Wherever one chooses to settle, the country's lush jungles and many ecotourism excursions are readily accessible. But there are other attractions: Because of Costa Rica's location just north of the equator, it is rarely hit by hurricanes. The country's decision to dissolve its army in 1948 and spend the money instead on education and health care is also a point in its favor. To gain access to its respectable national health-care system, a couple pays just $36 a month. Costa Rica also has the highest per-capita income in Central America, so it has less crushing poverty than neighboring countries.

Still, even with all the pluses, as many as 40% of foreign retirees in Costa Rica throw in the towel after two years, says George Lundquist, 68, who moved there from McAllen, Tex., with his wife, Aija, in May, 2002, and now runs a business taking prospective retirees on tours of the country ( "Some people don't bother to learn Spanish and find they can't handle living in a foreign culture," which often involves waiting in long lines at banks and at the state-run phone company, he says.

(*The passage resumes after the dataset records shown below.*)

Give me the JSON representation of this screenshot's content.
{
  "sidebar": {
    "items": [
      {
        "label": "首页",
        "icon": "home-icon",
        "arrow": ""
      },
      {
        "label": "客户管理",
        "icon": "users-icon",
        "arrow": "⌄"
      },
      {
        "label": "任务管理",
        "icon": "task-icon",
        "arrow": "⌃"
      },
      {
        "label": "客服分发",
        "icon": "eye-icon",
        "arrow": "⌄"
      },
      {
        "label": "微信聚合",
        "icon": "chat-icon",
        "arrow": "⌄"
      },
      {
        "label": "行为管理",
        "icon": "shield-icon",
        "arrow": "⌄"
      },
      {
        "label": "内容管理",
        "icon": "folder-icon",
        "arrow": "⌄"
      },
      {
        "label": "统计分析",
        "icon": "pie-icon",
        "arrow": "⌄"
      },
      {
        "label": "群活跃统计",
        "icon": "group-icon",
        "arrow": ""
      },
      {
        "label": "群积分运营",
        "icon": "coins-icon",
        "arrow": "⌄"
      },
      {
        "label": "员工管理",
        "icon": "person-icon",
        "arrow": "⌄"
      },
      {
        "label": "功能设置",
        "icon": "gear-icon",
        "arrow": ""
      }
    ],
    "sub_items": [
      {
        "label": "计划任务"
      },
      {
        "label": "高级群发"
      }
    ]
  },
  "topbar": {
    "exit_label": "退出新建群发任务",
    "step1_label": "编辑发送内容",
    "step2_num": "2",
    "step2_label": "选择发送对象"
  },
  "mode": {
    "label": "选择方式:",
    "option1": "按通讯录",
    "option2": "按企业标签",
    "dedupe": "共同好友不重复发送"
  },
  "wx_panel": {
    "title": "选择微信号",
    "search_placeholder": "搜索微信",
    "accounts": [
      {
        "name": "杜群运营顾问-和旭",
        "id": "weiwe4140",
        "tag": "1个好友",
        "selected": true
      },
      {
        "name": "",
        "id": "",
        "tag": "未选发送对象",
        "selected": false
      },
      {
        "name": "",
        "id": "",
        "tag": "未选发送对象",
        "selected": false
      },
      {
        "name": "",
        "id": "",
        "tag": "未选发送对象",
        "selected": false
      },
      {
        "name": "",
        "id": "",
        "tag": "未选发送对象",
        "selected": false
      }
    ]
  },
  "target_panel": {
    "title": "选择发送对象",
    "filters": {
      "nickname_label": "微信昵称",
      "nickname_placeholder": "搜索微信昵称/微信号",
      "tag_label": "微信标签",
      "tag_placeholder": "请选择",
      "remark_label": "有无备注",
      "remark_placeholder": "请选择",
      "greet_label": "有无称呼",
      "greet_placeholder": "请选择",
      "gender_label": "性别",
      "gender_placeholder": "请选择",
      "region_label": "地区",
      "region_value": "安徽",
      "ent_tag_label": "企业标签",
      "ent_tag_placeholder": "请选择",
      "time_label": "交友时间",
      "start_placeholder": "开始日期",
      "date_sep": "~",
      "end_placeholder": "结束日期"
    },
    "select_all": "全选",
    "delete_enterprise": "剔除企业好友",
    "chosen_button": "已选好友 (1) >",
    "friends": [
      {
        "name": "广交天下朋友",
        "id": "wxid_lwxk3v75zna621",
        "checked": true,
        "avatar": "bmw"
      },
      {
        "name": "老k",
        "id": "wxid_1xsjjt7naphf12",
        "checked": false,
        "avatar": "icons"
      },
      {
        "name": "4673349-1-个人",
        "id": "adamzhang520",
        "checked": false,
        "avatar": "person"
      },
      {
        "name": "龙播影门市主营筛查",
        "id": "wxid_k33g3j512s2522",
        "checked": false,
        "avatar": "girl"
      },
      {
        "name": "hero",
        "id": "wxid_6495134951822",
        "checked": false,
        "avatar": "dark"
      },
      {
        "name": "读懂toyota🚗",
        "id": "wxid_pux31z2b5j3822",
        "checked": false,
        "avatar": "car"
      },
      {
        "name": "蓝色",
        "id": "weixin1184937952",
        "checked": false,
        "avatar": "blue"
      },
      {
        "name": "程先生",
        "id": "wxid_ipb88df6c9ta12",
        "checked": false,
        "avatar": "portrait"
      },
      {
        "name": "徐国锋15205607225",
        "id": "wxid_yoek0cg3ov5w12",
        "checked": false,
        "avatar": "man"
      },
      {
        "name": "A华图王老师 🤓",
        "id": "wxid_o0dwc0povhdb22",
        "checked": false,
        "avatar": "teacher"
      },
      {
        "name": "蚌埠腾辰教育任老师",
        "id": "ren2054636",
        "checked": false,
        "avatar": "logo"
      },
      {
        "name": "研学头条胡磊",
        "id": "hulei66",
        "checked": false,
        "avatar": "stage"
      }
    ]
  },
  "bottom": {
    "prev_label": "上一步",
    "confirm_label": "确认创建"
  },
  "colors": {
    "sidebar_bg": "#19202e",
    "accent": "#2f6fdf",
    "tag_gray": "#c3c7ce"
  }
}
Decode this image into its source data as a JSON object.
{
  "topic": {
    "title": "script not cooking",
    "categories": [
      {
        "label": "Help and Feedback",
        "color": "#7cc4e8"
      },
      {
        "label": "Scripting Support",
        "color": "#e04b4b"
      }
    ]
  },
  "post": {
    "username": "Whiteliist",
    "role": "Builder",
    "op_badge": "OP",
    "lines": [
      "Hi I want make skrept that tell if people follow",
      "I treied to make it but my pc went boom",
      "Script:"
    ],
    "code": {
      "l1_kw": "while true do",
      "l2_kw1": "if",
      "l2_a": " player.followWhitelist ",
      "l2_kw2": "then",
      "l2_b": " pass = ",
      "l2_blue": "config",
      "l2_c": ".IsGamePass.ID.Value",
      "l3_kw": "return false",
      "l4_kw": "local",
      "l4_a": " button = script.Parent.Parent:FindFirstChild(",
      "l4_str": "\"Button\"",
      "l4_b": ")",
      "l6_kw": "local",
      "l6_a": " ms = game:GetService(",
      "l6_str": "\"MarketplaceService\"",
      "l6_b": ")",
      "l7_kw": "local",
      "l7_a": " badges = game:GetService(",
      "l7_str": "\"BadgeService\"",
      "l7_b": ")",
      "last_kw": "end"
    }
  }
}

Others simply get homesick.

Those who stay find they can live a better life. Two years ago, Fred and Mary Holmes sold their darts-and-billiards store in Irving and moved to Santiago de Barbacoas, a quaint town filled with tropical vegetation a 45-minute drive southwest of San José. They rent a two-story home, surrounded by flowering plants, for $450 a month. Housecleaning and gardening help costs $120 a month, while electricity, Internet, and long-distance calls add $100. For fun, they play golf at a nearby 18-hole course, which costs $75 a round for the two of them, including a cart.

The couple take Spanish lessons and have made dozens of friends, including other U.S. retirees and "Ticos," the local nickname for Costa Ricans. One recent Saturday night they attended a birthday party for a Puriscal native where local residents and a dozen or so U.S. and Canadian retirees danced to salsa and 1980s disco tunes till midnight.

Mary, 64, and Fred, 70, an ex-marathoner, take brisk walks around their neighborhood and travel back to the U.S. once or twice a year so Fred can compete in 10K races. If one of them were to fall ill, he says, they'd stay right here in Costa Rica. "If we needed a full-time, live-in nurse, we could get one for $500 a month," Fred says.

The Chewnings, formerly of Pennsylvania, plan to stay on the move, using Costa Rica as a base to travel throughout Central and South America. To earn travel money, Kathy, who's just 48, works part-time as a real estate agent in Playas del Coco, where business is booming. Land speculation has pushed prices up, which means Costa Rica isn't as cheap as it used to be. "It's not the well-kept secret it once was," says Roger. "But it's still a great option."

By Geri Smith

    Before it's here, it's on the Bloomberg Terminal.